With Tom Raworth’s death, the world of poetry, and of human intelligence in general, has become lesser. I am not alone in thinking him the finest British poet of his lifetime. For over five decades Tom’s work was a blazing light across the often murky path of British poetry. He was a friend to so many, gregarious and kind, in his person as well as his work on the page. He was a mentor to even more, including myself and many of a new generation of contemporary poets, who will see his legacy as a link between a positively historical period of invention and the maelstrom of our present time. Along with his work, he will also pass on a profound inheritance to those who knew him – while being deeply intellectual as a man, as subtle and complex as his poetry, he was utterly unpretentious, humble, admirably without patience for fools and hypocrites, and viewed common human decency as more important than anything else, including poetry.
Tom led an incredible life, publishing over 40 books, with his first The Relation Shipemerging in 1966. He spearheaded the British Poetry Revival with his unforgettable readings as well as his work with Goliard Press, which published Charles Olson’s first collection in the UK, amongst other now greats. He made a collectively vital impression on the new poetry of both Britain and America in the 60s. But this doesn’t really capture it. / S.J. Fowler, 3:AM Magazine

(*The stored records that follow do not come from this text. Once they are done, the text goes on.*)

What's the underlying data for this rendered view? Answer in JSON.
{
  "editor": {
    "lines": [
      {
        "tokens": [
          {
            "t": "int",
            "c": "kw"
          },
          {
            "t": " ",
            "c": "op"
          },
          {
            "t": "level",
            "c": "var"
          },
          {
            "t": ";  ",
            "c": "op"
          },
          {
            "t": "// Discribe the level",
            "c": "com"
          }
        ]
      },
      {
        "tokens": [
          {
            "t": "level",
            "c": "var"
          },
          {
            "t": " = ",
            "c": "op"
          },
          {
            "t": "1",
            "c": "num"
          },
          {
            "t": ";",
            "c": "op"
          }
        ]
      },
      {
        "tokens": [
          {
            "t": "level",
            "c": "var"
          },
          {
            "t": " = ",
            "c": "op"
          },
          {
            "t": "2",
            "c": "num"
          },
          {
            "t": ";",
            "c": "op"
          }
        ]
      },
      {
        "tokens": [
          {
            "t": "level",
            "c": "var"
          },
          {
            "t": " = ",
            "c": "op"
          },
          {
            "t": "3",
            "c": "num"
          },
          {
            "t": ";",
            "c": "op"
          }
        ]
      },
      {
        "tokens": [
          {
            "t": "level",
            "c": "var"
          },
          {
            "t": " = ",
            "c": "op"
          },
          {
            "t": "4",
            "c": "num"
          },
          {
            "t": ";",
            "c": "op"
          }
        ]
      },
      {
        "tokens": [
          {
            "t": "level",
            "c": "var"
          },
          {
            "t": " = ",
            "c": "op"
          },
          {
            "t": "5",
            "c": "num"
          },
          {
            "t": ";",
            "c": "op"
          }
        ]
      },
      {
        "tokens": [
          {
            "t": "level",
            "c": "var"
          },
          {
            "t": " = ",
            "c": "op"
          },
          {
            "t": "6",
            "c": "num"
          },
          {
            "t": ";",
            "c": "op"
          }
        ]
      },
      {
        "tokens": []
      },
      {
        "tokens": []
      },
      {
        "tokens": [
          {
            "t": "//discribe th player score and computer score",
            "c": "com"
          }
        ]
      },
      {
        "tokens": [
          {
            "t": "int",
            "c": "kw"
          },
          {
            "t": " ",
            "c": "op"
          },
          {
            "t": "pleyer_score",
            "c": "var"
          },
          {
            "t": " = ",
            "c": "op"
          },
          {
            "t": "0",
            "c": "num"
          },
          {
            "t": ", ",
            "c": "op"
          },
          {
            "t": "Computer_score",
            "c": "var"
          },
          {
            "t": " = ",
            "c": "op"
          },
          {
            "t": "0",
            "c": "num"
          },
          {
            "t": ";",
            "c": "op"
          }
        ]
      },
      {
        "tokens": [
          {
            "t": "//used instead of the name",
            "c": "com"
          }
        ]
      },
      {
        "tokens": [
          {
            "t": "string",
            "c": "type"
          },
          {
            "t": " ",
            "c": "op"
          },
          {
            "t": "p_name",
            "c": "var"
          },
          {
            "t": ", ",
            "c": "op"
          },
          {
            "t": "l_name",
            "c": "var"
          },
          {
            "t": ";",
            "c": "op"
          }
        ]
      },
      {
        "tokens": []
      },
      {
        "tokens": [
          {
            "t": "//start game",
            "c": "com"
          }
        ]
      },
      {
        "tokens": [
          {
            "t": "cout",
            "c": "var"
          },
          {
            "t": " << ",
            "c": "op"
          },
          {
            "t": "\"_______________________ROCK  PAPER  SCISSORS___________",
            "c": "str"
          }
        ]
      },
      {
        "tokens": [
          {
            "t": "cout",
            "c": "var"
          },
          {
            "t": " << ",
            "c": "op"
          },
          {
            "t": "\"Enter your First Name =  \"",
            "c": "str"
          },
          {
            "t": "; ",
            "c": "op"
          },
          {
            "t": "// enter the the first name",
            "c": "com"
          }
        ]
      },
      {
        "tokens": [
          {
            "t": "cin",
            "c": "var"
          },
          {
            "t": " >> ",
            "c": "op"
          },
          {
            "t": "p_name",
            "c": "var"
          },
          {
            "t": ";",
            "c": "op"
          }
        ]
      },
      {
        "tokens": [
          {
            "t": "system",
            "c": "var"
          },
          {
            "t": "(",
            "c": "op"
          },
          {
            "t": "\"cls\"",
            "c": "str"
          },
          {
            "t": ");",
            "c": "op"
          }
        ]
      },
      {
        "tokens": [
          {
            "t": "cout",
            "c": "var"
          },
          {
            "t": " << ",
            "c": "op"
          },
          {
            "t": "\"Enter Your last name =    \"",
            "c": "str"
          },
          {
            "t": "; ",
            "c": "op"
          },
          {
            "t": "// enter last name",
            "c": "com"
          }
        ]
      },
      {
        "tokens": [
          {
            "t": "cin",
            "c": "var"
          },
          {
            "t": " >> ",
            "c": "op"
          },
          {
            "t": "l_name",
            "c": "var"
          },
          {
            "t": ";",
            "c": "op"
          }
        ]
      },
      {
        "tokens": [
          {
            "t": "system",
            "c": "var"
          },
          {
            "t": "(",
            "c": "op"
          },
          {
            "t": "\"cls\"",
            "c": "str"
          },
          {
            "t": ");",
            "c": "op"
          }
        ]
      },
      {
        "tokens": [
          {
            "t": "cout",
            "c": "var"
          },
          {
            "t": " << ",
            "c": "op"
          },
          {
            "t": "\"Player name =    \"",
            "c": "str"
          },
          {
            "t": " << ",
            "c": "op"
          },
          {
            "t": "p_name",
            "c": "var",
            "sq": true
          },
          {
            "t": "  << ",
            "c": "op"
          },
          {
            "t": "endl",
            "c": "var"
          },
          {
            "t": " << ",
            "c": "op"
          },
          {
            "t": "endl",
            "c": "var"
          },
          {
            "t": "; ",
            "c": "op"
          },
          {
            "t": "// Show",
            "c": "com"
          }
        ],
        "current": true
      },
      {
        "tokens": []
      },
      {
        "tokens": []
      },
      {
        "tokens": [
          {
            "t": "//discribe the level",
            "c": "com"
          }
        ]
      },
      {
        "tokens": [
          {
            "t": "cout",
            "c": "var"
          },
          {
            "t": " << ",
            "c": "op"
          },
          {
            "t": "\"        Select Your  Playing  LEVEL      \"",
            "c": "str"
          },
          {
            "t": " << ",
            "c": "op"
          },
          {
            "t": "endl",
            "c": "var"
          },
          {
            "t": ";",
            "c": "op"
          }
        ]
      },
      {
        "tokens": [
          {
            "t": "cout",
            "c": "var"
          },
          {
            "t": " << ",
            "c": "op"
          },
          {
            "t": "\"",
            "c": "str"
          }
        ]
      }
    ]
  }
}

Raworth has spent his career being unapologetically radical in his politics, unapologetically hilarious in his manner, and unapologetically complex in his poetics. He has been a particularly transatlantic writer, living in the US for several years in the seventies, and publishing, with Goliard, Charles Olson’s first writing to appear in the UK. He’s particularly beloved for the spicy collages in his annual Christmas cards, which poets all over the world await gleefully every December.
His poetry is, maybe above all, provocative, upending readers’ expectations about how a text should operate, and inviting a level of interpretive participation that pushes the poet, the text, and the audience toward equality as co-partners in making it. Writers have characterized his work by its “laconic egolessness” (Geoff Ward); its speed, “half-emotional, like someone laughing at his own joke while he is telling it” (Fanny Howe); its “tragedian’s sense of the comic as one of life’s fated inevitabilities” (Lyn Hejinian). / Poetry Foundation